And now let us calculate—we can do so approximately—how many days a human being lives on the earth. For the sake of simplicity let us take 72 years as the average length of human life, and 360 days in a year. 72 years X 360 days = 25,920 days in a man's life. And that is the number of breaths a man draws in a day! So we can say, the human being lives as many days in his life as he draws breaths in one day.

Now we know there are one-day flies—and there could also conceivably be 1/18-of-a-minute beings! (For the length of time is not the essential point.) So if the human being were to die every time he breathes we could say: He breathes the soul in and out again with every breath. Yet he remains—remains alive for 25,920 days.

So now let us reckon those 72 years as a single breath. As I said before, with his first breath the human being breathes his soul in and with his last breath he breathes it out again. Assuming now that he lives an average of 72 years, we can say: This inbreathing and outbreathing of the soul lasts for a period of 72 years. Taking this period to be one cosmic day, we would again have to multiply 72 X 360 to get a cosmic year: 25,920! If we take the life of a human being as one cosmic day, we get the cosmic year: 25,920 cosmic days!

But this number has still another meaning. On the 21st of March, the day of the beginning of Spring, the sun rises at the present time in the constellation of Pisces. But it rises only once at that exact point. The point at which it rises shifts all the time. About five hundred years ago it did not rise in Pisces (the Fishes) but in Aries (the Ram), and earlier still in Taurus (the Bull). So the sun makes a circle round the whole zodiac, finally getting back to Pisces. At a definite time it will rise again at exactly the same point, having made a complete circuit. How long does the sun need for this? It needs 25,920 years to go around and return to the same point at which it will rise at the beginning of Spring.

When we have breathed 25,920 times, we have completed one day. Our soul remains while the breaths change. When we have completed 25,920 days, we have awakened as often as we have slept. In sleep, as we know, we do not think, we do not move, we are inactive. During sleep our spirit and soul have gone off to the spiritual world for a few hours; at waking we get them back again. Just as we let the breath go out and come back 18 times a minute, so in a day we let the soul leave once and return. Sleeping and waking, you see, are simply more lengthy breaths. We do short breathing 18 times a minute. The longer breathing is our sleeping and waking. And the longest breathing is our breathing in the soul and spirit when we are born and breathing it out again when we die. But there is still the very longest breathing of all; for we go with the sun as it completes its circuit of 25,920 years; we go into the world of the stars. When we think of the soul, gentlemen, at that very moment we leave the earth and go to the world of the stars.

So—this is just a beginning of the foundation for an answer to the question which the gentleman asked. Just think what order and regularity prevail in the universe if again and again we get the number 25,920! Man's breathing is a living expression of the course of the sun.
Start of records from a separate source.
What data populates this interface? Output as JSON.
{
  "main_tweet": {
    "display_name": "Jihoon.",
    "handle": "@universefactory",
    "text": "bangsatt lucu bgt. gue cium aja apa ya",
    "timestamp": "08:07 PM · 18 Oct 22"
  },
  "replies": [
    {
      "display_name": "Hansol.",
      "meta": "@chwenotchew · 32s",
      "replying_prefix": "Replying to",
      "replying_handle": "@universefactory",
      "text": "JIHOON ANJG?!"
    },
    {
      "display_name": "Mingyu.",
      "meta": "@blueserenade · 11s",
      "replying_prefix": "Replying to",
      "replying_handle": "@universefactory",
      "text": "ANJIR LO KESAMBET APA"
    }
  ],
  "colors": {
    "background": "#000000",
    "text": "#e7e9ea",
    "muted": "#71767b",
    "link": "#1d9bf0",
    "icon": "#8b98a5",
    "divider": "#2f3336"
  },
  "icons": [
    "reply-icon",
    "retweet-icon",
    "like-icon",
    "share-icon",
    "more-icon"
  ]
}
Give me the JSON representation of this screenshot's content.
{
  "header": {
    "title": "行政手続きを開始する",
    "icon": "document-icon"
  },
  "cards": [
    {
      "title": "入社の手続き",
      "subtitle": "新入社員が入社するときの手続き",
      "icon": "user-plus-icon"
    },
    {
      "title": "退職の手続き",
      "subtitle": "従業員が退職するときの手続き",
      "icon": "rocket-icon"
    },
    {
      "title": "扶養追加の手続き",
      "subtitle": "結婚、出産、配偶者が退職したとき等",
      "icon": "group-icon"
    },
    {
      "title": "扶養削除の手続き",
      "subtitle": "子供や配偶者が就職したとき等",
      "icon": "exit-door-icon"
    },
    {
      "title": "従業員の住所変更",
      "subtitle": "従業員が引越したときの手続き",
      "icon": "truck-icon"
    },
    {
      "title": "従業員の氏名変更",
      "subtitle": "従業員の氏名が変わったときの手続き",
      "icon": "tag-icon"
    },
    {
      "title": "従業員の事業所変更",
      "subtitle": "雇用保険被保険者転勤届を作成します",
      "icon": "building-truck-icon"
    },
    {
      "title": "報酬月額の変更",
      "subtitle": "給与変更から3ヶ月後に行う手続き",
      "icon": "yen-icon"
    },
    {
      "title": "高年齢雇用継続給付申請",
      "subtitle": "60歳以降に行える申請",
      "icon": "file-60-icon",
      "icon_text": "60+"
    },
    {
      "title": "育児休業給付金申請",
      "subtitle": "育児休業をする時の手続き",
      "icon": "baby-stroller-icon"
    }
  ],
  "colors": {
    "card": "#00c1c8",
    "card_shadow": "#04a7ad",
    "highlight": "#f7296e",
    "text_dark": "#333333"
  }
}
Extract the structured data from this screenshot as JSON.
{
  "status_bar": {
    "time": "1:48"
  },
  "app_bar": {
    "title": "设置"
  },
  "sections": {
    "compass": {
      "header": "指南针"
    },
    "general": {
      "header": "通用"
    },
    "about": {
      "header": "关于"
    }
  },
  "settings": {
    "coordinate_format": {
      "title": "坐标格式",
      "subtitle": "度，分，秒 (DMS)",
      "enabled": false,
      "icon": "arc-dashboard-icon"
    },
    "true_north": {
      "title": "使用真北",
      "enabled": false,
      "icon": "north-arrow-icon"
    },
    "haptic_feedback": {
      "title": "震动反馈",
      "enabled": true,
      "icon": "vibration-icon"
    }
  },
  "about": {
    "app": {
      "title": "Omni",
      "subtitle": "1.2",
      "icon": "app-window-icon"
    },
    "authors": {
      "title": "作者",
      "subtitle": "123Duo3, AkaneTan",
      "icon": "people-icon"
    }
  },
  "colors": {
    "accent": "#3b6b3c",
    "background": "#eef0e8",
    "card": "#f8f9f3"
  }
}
That is a fact of tremendous significance.

So—I have begun to answer the question. I will continue next Saturday at 9 o'clock.41This scheduled lecture did not take place. The lecture of September 24, 1924, concluding this volume was the last Rudolf Steiner was able to give to the workmen. His illness began within a few days.